One might imagine a scene out of Jack Bauer’s counterterrorism unit on 24—dimmed lights, flashing screens, constant crises. “It’s not quite like that,” said a senior manager of the center, who insisted on not being quoted by name. “Other agencies probably have cooler toys, but we have smarter people.” Analysts sit in gray cubicles, under signs hanging from the ceiling identifying their titles—senior watch officer, watch officer, diplomatic security agent—which indicate how much information they receive. All wear Madonna-style phone headsets as they shout at each other to instantly set up conference calls or handle incoming cables from overseas diplomats.

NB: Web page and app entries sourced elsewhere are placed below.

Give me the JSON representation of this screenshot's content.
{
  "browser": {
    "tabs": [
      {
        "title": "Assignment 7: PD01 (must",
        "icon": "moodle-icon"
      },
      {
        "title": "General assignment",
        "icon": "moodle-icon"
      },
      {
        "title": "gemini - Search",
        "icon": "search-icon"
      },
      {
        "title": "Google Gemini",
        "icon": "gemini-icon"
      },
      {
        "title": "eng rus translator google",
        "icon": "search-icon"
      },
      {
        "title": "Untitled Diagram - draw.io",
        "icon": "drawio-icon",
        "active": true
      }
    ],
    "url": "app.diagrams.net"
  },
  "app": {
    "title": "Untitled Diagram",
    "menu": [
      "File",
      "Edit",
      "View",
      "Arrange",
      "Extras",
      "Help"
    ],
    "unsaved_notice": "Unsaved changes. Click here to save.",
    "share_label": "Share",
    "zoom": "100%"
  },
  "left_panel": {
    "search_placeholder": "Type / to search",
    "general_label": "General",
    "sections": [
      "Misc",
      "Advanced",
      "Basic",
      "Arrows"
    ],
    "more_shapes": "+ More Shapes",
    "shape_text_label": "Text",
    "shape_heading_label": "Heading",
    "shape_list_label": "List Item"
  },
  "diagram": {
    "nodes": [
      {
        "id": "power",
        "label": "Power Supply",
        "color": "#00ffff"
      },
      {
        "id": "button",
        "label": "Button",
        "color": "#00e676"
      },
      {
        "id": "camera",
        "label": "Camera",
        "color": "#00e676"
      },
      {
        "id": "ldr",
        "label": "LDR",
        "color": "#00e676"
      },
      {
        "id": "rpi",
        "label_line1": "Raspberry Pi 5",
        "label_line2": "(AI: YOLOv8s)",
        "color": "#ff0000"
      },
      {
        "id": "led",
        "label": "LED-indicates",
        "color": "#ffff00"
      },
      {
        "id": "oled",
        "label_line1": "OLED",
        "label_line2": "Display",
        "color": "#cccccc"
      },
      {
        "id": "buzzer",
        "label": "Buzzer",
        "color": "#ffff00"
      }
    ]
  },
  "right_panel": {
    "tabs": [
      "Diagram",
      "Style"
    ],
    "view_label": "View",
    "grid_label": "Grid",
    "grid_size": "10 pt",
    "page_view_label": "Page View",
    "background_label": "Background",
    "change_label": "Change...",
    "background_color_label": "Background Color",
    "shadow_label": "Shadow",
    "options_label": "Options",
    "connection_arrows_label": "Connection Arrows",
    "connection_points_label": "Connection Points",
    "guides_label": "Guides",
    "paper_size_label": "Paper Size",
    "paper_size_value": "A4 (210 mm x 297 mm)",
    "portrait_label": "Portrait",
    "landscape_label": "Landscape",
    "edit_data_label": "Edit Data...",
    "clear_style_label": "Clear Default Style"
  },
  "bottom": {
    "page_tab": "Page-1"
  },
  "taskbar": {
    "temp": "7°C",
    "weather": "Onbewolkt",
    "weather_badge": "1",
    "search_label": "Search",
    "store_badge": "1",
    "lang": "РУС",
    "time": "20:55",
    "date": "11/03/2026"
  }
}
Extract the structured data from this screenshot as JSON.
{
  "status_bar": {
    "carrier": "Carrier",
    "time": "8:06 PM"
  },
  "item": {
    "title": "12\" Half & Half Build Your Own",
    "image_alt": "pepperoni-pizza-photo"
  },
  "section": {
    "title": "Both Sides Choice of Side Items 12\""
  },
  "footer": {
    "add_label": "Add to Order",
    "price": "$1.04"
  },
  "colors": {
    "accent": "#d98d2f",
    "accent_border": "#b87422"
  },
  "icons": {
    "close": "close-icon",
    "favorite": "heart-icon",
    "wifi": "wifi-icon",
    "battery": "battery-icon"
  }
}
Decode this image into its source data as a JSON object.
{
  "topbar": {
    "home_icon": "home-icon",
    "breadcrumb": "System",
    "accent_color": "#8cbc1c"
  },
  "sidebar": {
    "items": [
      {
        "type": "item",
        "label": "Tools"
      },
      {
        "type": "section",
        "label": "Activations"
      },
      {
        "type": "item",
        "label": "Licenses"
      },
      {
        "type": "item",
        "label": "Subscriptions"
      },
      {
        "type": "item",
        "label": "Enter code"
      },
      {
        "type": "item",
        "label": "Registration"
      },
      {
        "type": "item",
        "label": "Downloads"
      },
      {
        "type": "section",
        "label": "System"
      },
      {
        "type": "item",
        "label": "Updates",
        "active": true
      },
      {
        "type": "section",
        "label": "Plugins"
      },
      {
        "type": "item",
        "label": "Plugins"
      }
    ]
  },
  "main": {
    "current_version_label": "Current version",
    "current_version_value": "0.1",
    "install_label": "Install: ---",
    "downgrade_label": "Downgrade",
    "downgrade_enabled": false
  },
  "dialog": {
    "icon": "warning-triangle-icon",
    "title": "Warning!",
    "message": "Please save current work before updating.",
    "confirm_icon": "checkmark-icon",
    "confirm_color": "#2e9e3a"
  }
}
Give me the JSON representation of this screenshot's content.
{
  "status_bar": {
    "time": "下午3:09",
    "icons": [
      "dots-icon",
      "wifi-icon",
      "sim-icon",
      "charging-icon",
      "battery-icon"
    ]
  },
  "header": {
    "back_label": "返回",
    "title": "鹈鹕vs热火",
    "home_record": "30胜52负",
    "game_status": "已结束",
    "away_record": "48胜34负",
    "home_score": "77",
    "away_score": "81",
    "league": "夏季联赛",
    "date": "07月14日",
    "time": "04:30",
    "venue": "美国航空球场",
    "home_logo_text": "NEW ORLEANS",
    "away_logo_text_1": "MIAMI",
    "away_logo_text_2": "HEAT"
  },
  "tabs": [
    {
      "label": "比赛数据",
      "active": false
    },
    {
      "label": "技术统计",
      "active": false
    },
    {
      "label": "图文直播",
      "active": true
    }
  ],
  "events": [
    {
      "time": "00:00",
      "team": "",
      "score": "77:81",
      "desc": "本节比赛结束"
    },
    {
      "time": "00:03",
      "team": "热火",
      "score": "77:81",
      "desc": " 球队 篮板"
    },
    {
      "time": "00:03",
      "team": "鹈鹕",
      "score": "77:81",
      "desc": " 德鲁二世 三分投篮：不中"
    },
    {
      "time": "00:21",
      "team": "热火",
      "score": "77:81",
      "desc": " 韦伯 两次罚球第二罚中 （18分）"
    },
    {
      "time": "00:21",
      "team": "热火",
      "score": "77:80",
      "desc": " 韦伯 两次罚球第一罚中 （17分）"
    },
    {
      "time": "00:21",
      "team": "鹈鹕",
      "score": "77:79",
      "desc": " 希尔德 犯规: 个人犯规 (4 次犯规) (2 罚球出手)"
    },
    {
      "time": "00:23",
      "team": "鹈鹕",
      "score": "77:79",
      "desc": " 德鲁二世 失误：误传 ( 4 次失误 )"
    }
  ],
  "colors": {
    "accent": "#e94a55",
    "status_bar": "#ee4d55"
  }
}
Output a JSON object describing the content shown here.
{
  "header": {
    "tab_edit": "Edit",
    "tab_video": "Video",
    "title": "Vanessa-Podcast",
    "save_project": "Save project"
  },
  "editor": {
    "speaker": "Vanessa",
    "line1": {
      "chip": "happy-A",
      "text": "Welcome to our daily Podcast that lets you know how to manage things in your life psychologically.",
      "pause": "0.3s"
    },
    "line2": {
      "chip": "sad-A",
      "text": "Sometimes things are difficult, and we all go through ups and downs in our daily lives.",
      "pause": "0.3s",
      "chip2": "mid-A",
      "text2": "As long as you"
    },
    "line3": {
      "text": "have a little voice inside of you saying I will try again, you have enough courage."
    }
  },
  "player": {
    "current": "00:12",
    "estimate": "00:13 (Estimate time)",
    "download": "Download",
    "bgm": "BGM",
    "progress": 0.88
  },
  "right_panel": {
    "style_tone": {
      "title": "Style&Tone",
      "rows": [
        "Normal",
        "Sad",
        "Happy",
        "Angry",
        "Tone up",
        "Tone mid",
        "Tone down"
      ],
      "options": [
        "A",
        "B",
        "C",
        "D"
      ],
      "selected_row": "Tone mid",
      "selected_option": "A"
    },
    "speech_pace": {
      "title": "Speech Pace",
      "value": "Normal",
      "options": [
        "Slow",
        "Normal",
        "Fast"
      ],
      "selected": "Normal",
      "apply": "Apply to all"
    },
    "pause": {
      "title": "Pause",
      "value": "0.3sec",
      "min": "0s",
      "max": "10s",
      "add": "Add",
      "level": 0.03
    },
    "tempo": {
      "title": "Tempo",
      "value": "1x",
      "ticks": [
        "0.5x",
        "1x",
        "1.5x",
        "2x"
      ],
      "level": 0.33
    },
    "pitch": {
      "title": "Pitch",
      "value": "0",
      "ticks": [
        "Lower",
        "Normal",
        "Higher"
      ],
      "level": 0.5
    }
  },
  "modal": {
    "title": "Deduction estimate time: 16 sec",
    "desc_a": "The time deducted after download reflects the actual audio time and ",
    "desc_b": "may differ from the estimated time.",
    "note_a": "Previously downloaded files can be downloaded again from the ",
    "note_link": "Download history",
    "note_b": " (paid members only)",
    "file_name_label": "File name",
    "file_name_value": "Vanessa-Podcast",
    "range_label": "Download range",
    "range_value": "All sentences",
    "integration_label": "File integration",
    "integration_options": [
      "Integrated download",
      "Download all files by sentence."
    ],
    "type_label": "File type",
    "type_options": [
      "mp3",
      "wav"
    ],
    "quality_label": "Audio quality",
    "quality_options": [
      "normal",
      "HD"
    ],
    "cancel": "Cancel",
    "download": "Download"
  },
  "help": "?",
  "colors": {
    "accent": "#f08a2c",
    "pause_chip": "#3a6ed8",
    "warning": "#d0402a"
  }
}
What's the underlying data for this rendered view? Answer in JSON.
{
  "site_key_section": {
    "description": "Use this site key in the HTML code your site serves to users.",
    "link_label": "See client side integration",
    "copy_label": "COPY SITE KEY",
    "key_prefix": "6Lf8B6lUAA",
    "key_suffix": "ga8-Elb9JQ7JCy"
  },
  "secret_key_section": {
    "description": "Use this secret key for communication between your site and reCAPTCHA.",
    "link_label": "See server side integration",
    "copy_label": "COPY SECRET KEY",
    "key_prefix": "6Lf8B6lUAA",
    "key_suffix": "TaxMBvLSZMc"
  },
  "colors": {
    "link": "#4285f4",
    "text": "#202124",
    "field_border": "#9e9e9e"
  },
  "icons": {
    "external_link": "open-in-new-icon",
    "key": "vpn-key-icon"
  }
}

A far cry from the old-style phones, advanced computers and TV monitors keep a pulse on every “area of interest,” as one analyst called them. Volatile places like North Korea, Libya, and Burma are constantly monitored. Digital clocks line the wall with the local time in what are considered, at any given time, the six most sensitive places on earth. (Earlier this week those were Tripoli, Damascus, Moscow, Kabul, Islamabad, and Singapore.) Another clock keeps what’s known as “Secretary Time” to track wherever Clinton is on the planet.

To get even remotely close to the complex of conference rooms is tough for even regular State staffers. Several guards block the approaching hallways. And before finally going in, you’d have to surrender your phone (tweeting, it seems, has not yet invaded diplomacy). When an analyst’s computer was experiencing a small glitch, I was asked to leave the room until it was fixed.

Getting to work in ops may well be harder than being an astronaut. Foreign Service staffers need a personal recommendation from their local ambassador just to get an interview. Then the hours are grueling – two morning, evening and overnight shifts each week. “You never adjust to it,” one former analyst told me. You have to commit to a full year, although some stay on for decades.

But the tools they get make up for the demands: data trackers, advanced radio receivers and Web-based conference calling that can get anyone, anywhere, into a conference call. (“I just talked to the prime minister of Egypt this morning, set up by Ops,” Clinton said as we walked through one of State’s whitewashed hallways.)

There is also the benefit of always being the first to know about what’s happening in the world. Karen Zareski, the center’s deputy director for crisis management, explained the standard much of the staff keeps: “If I don’t already know about something that’s on the international page in the newspaper, I consider it a failure.”

Daniel Stone is Newsweek's White House correspondent. He also covers national energy and environmental policy.